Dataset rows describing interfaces
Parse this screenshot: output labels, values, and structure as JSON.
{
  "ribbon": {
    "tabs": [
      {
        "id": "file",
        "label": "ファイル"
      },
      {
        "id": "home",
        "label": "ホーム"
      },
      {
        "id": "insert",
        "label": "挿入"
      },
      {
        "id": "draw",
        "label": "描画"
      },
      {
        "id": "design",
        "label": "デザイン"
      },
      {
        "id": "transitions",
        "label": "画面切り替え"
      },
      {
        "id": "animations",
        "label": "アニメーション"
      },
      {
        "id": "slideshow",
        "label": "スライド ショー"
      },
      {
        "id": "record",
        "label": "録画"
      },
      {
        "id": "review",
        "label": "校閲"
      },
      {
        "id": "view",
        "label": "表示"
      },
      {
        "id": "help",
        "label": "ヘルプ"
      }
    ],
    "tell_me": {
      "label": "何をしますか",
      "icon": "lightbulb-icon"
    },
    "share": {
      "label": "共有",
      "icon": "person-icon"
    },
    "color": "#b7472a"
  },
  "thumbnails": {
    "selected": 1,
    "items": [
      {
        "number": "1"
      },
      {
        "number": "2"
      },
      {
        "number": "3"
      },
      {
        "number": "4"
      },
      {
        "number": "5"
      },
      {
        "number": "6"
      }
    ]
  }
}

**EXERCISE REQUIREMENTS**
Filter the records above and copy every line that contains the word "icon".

**OUTPUT OF THE EXERCISE**
      "icon": "lightbulb-icon"
      "icon": "person-icon"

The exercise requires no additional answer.